Two major players in public transit last week reached agreement on a merger proposal that would create the Los Angeles County Metropolitan Transit Agency.
Board members of the Los Angeles County Transportation Commission and the Southern California Rapid Transit District agreed to the merger Wednesday following numerous meetings aimed at crafting a compromise.
The merger proposal -- if approved by the state Legislature -- would end years of debate over the best way to coordinate transit planning, development, and operations in the nation's most populous county.
Previous attempts failed for various reasons, including concern that one proposal failed to eliminate duplicate functions.
Under the proposal, members would be named to a single policy panel that oversees the proposed transit agency within 90 days of legislative approval for the plan, which could be approved next year. The existing commission and district would exist during a nine-month transition period.
A 13-member board would govern the new agency, which is to comprise the five Los Angeles County supervisors, four representatives of the city of Los Angeles, and four members from smaller cities.
The transportation commission is financing and building the county's ambitious rapid-transit rail system. The district's existing responsibilities include operating the county's massive bus system.
Transit officials have said previously that any merger proposal would accommodate existing debt obligations of the agencies.
Gray Davis, California's controller, cautioned last week that the state's budget shortfall could reach $4 billion in fiscal 1992, barring a turnaround in the economy.
Mr. Davis said declining business tax collections contributed to his gloomy forecast. Mr. Davis also noted that revenue from major tax sources in November actually declined from a year earlier, adding that such a year-to-year decline has not occurred since the Great Depression.
State finance officials already have said that California likely faces a $3 billion budget gap in fiscal 1992, which ends June 30. Legislators are scheduled to reconvene next month. Some politicians have suggested calling a special session before January to discuss the budget situation, but no one has yet acted on such a plan.
A California judge ruled Thursday that counties cannot seize local property taxes to cover new fees charged to other governmental entities for booking prisoners into county jails.
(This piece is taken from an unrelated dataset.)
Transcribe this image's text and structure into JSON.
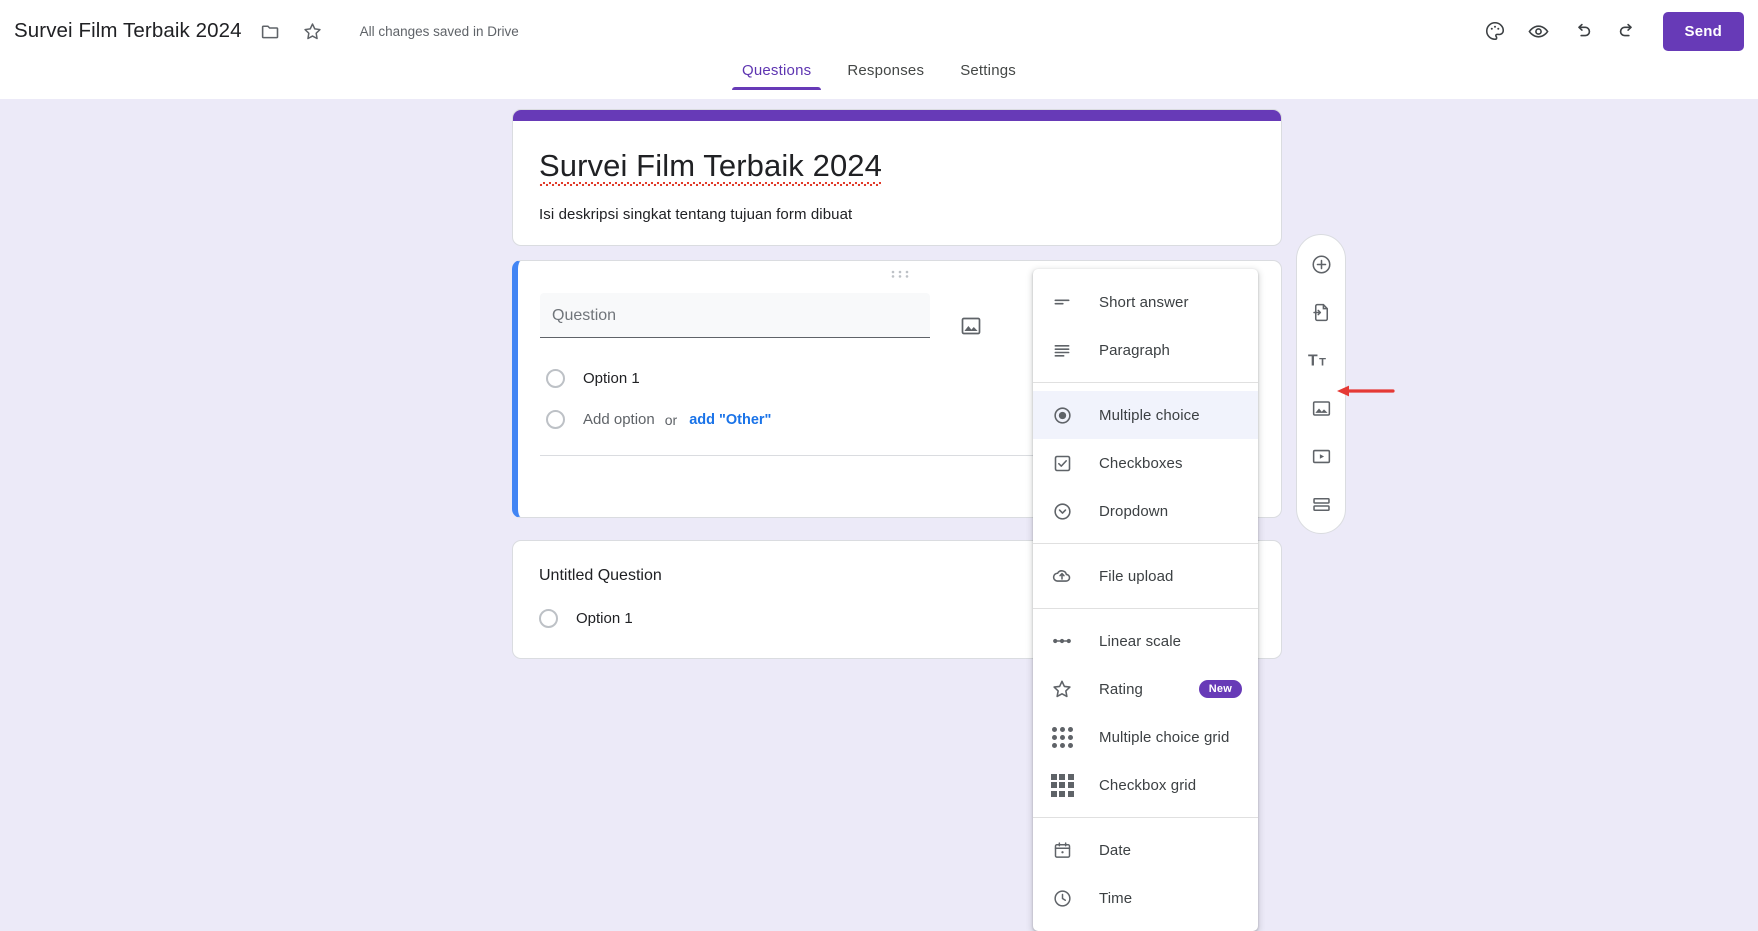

Sacramento County Superior Court Judge James T. Ford said that Ventura and San Bernardino Counties erred in seizing the funds. The judge also found that counties cannot impounnd taxes owed to local districts to cover property-tax collection fees imposed by counties.
Various cities have refused to pay the fees and are pursuing legal challenges to declare them unconsitutional. Ventura and San Bernardino Counties decided to confiscate the property taxes when localities refused to pay them.
Judge Ford denied counties the ability to impound the disputed funds, but a hearing on the constitutionality of the fees will not take place until February.
Legislators authorized the fees in 1990 to replace state funding cutbacks that affected counties. Localities have waged war ever since counties began imposing the fees.
Some cities, for example, argue that the jail-booking fees far exceed actual booking costs and also impose double taxation on city residents who already pay property taxes. Counties respond that they have little choice but to impose the fees, especially since the state authorized the revenue source to offset other funding cuts.
A Camarillo, Calif., school district on Thursday decided against holding a new bond election next spring after two defeats in recent months.
The Pleasant Valley Elementary School District Board of Trustees decided against scheduling another election in April, saying voters could be reluctant to support the measure until the economy improves. They also noted that April is when taxes come due, which would not improve voters' mood.
A majority of voters supported the district's $55 million bond proposal in November and a $75 million bond issue last June. In both instances, however, the district failed to achieve the two-thirds vote required under state law for local general obligation bond measures.
Officials say the district needs the bond funds to address overcrowding by upgrading elementary schools and building a new one in eastern Camarillo. The trustees will consider holding an election later this month or in 1993.
The Los Angeles City Council and the Department of Water and Power are continuing to spar over a proposed water rate hike requested by the city-owned agency.
After rejecting an 11% rate increase, the city council on Friday turned down a 6.85% hike that would have cost customers $18 million a year. The council will discuss the rate increase again on Wednesday.
The Department of Water and Power is facing a $98 million budget deficit. The agency has already cut more than $45 million from its current budget and eliminated more than 170 staff positions through a hiring freeze.
City council members said the department should trim high salaries and duplicate positions rather than bridge the budget gap with politically unpopular rate increases. Residents have cut water usage by 30% since April and city officials argue that a rate hike would hurt customers and send the wrong message about conservation.